For a substantial and functioning consensus, it is not important which party the candidate for President comes from. For example, it is of little significance that Besnik Mustafaj comes from a party that is currently in office. What is fundamental is the fact that he has very clearly demonstrated that he is one of those individuals who is governed by his ideas. Sabri Godo, for example too, one of the wisest politicians of these last fifteen years, he comes from the Right, and one of the few, if not the only one, who had actually demonstrated that power is not eternal in democracy. However, it would be short sightedness to uphold that Sabri Godo cannot contest just because he comes from the Right. 

Just as senseless is the insistence of the Opposition not to accept proposals from the Right. If the DP was to propose Servet Pëllumbi for example, a politician who radiates consensus, or other serious candidates from the Left, would the Socialist party and its allies reject them? 

Almost too beautiful to be true, yet it should be not that impossible for the left coalition to propose a name of the right and vice versa. 

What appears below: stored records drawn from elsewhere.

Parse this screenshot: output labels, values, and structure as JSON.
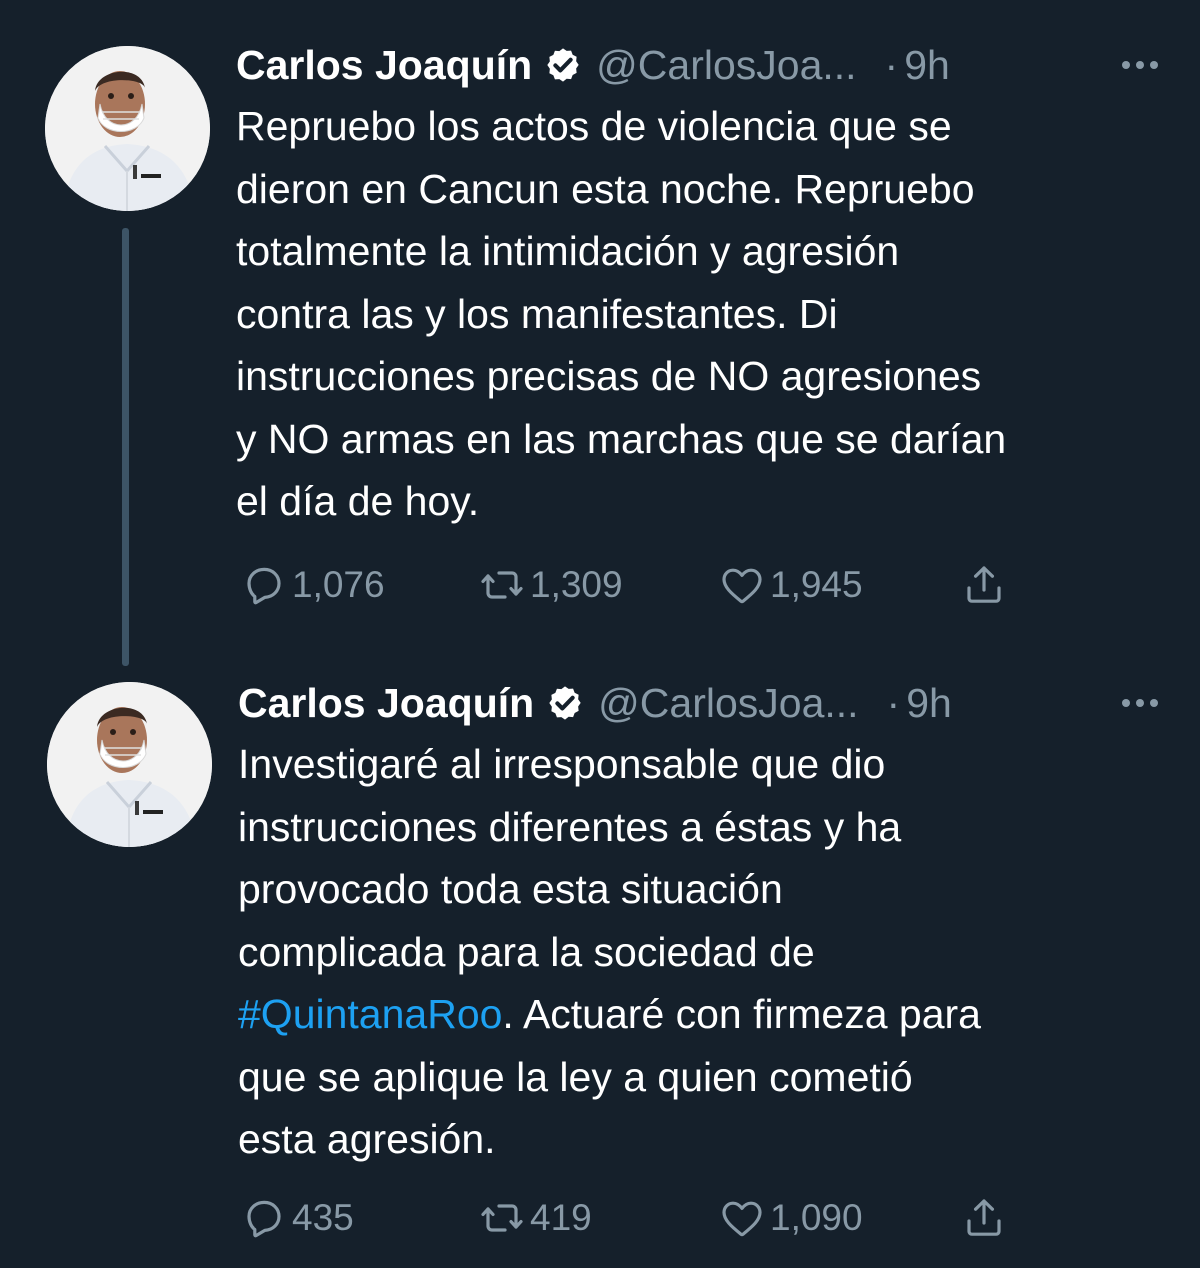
{
  "colors": {
    "background": "#15202b",
    "text": "#ffffff",
    "muted": "#8899a6",
    "link": "#1da1f2",
    "thread_line": "#3d5466"
  },
  "tweets": [
    {
      "author": {
        "name": "Carlos Joaquín",
        "handle": "@CarlosJoa...",
        "verified": true,
        "avatar_icon": "avatar-photo"
      },
      "dot": "·",
      "time": "9h",
      "more_icon": "more-dots-icon",
      "lines": [
        "Repruebo los actos de violencia que se",
        "dieron en Cancun esta noche. Repruebo",
        "totalmente la intimidación y agresión",
        "contra las y los manifestantes. Di",
        "instrucciones precisas de NO agresiones",
        "y NO armas en las marchas que se darían",
        "el día de hoy."
      ],
      "stats": {
        "replies": "1,076",
        "retweets": "1,309",
        "likes": "1,945"
      }
    },
    {
      "author": {
        "name": "Carlos Joaquín",
        "handle": "@CarlosJoa...",
        "verified": true,
        "avatar_icon": "avatar-photo"
      },
      "dot": "·",
      "time": "9h",
      "more_icon": "more-dots-icon",
      "lines": [
        "Investigaré al irresponsable que dio",
        "instrucciones diferentes a éstas y ha",
        "provocado toda esta situación",
        "complicada para la sociedad de"
      ],
      "hashtag": "#QuintanaRoo",
      "line5_rest": ". Actuaré con firmeza para",
      "lines_after": [
        "que se aplique la ley a quien cometió",
        "esta agresión."
      ],
      "stats": {
        "replies": "435",
        "retweets": "419",
        "likes": "1,090"
      }
    }
  ]
}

Could the Government and the Opposition possibly be governed by the principle we mentioned above and not by the principle of party affiliation? If we proceed from the principle of finding a person who demonstrates that he is guided by his own ideas, then we have moved on to other very vital qualities of someone who is to represent the State, nation and society. In other words we have reached an individual who has ideas and visions, a person of knowledge, who frequents libraries, and even the Opera when possible, an individual who can speak to other Heads of State about history and culture and other such subjects. These are qualities that are not foreseen in Constitutions, but which are nonetheless, implied.